Below are the records. Retype exactly the lines between the lines holding "Enumerate this screenshot's" and "Convert this screenshot", inclusive.

SOURCE RECORDS ▸
···

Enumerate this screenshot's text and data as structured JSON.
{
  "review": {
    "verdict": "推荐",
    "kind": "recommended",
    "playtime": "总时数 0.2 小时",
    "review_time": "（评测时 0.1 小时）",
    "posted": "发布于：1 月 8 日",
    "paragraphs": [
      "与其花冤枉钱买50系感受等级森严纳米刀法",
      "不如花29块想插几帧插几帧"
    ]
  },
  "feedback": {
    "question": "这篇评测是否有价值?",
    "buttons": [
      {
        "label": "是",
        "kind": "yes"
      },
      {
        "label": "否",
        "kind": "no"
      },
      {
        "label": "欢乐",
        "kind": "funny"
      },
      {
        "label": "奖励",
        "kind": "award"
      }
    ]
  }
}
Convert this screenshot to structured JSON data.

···

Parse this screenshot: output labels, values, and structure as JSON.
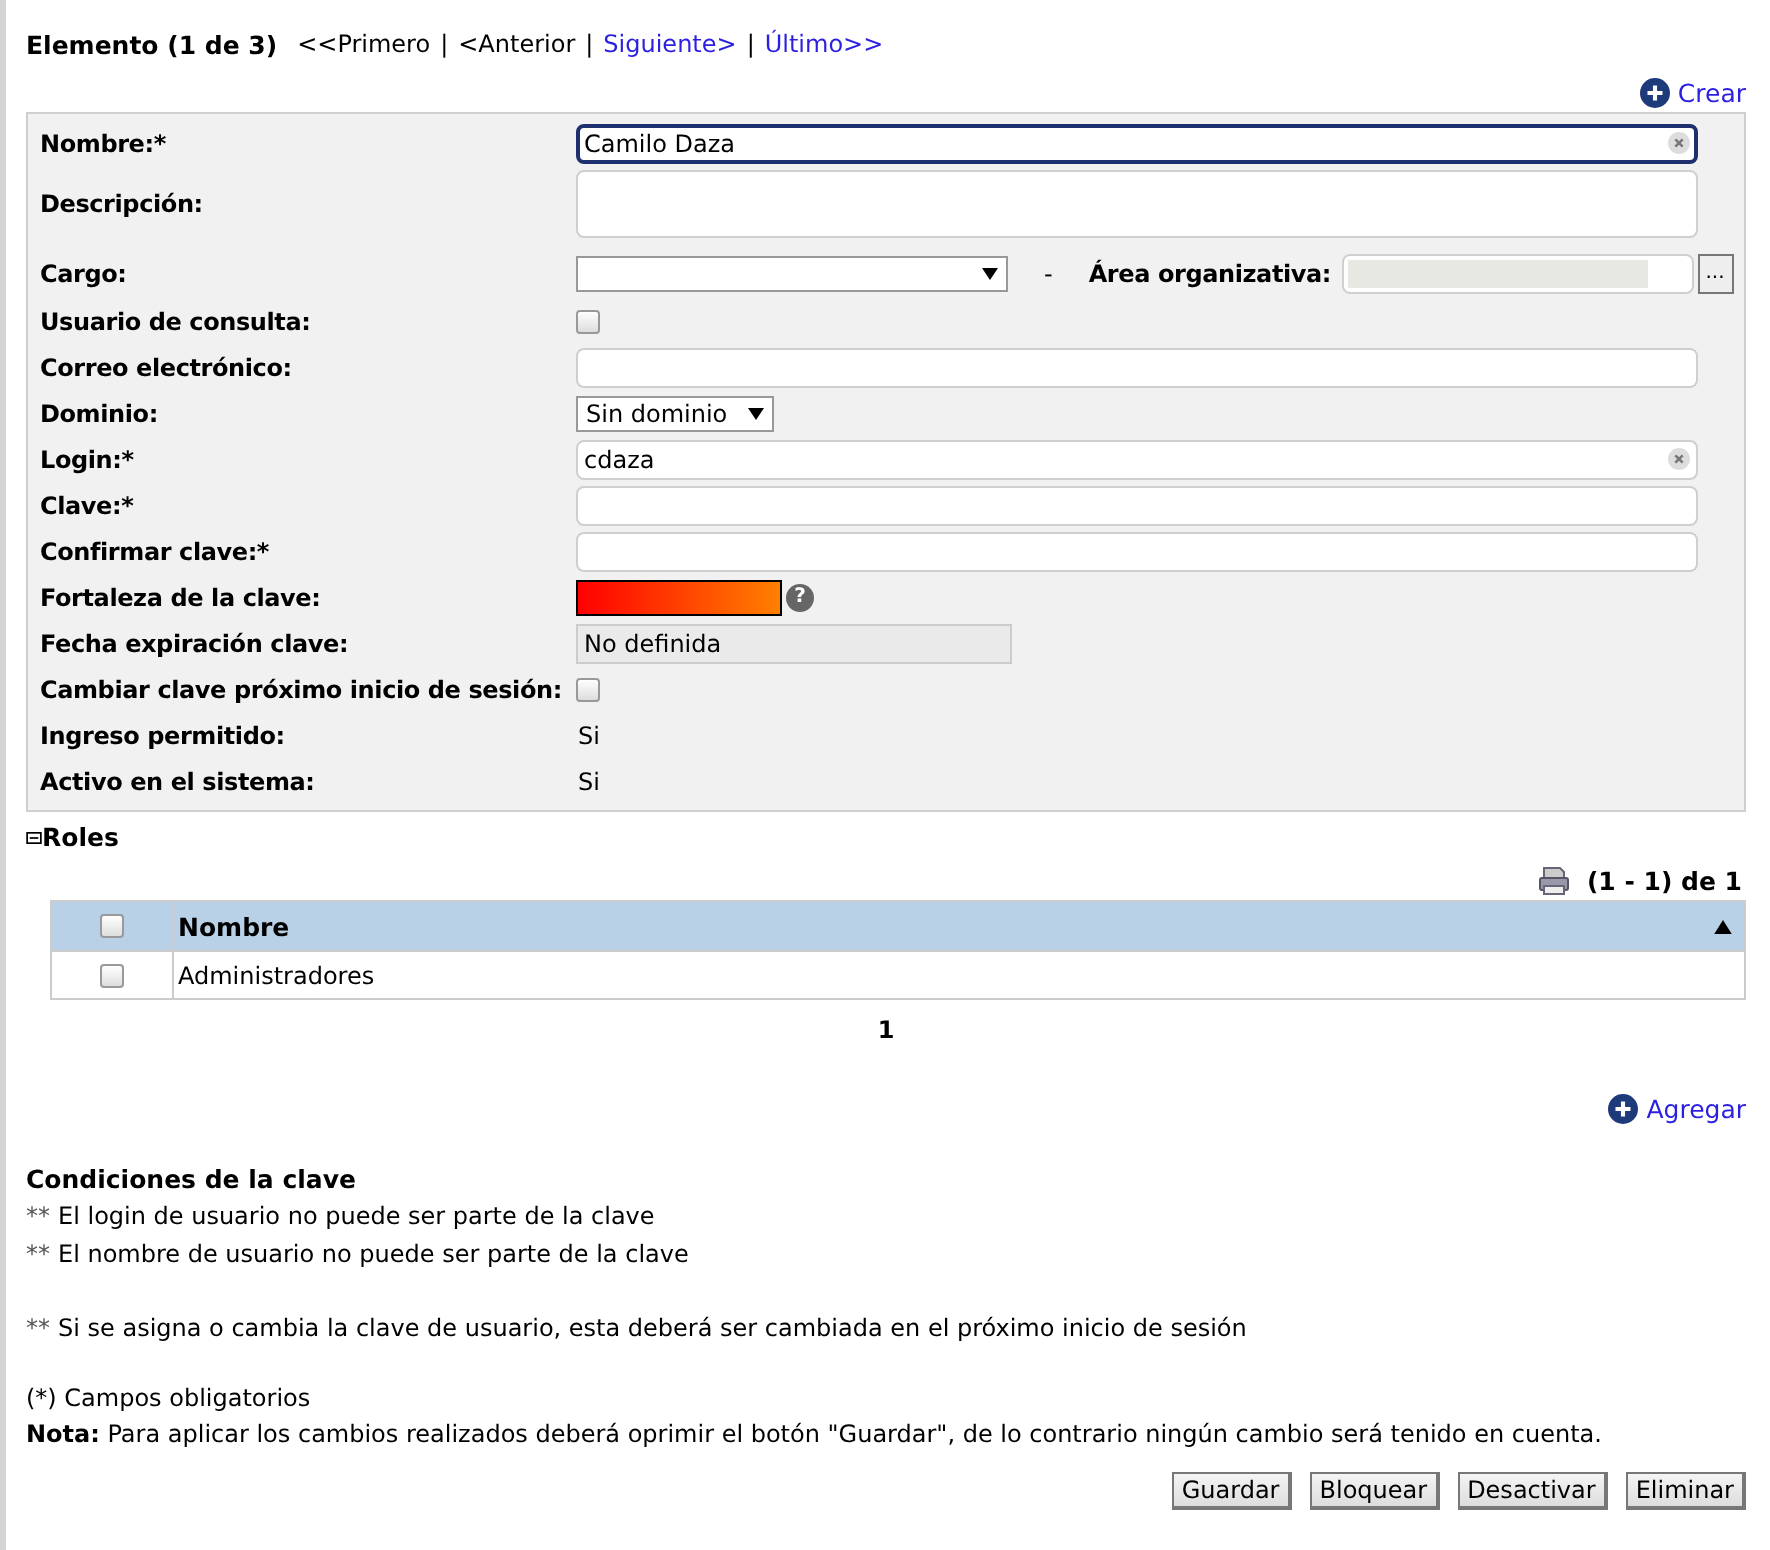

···

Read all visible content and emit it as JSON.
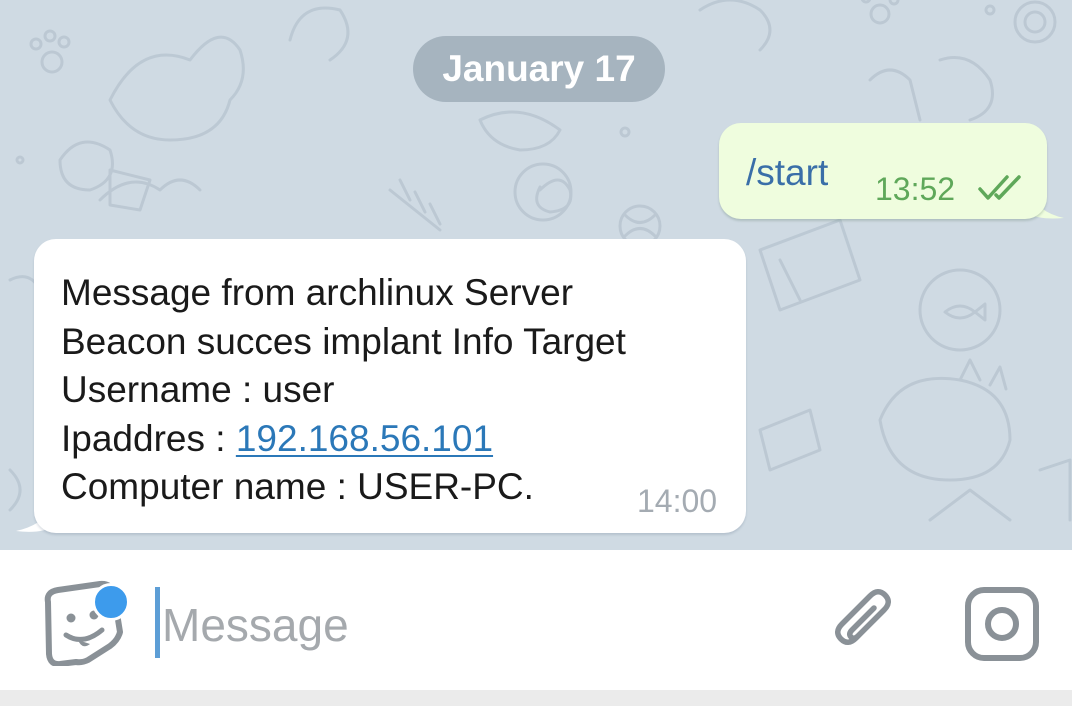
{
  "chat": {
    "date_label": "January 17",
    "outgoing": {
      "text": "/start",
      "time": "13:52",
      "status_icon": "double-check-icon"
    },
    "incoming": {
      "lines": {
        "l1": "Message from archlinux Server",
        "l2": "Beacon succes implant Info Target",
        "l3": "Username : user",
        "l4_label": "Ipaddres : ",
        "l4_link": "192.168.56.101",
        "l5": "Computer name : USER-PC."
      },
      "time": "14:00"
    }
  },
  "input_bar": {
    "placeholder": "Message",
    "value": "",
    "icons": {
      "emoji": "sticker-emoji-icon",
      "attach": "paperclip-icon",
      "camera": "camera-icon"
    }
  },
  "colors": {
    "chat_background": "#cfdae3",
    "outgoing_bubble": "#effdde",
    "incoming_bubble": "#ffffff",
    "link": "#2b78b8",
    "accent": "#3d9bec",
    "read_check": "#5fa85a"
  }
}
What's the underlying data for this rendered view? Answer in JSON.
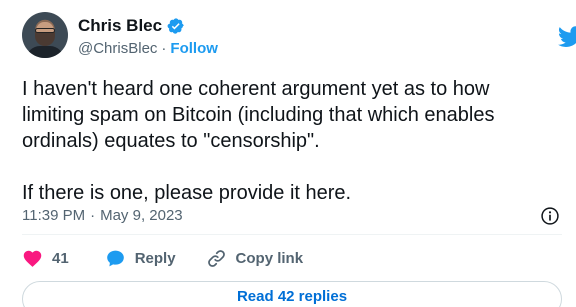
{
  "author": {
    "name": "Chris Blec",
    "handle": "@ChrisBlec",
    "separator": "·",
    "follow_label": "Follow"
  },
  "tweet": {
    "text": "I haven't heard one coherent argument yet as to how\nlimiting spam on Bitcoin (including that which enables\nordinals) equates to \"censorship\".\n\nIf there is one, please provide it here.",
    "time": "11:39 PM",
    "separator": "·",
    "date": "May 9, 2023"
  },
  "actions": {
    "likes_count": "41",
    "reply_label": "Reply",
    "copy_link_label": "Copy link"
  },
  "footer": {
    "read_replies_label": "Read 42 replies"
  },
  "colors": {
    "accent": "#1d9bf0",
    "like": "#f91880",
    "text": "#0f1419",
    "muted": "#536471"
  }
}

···

REPLY TO THE EXERCISE ▸
Enumerate this screenshot's text and data as structured JSON.
{
  "review": {
    "verdict": "推荐",
    "kind": "recommended",
    "playtime": "总时数 0.2 小时",
    "review_time": "（评测时 0.1 小时）",
    "posted": "发布于：1 月 8 日",
    "paragraphs": [
      "与其花冤枉钱买50系感受等级森严纳米刀法",
      "不如花29块想插几帧插几帧"
    ]
  },
  "feedback": {
    "question": "这篇评测是否有价值?",
    "buttons": [
      {
        "label": "是",
        "kind": "yes"
      },
      {
        "label": "否",
        "kind": "no"
      },
      {
        "label": "欢乐",
        "kind": "funny"
      },
      {
        "label": "奖励",
        "kind": "award"
      }
    ]
  }
}
Convert this screenshot to structured JSON data.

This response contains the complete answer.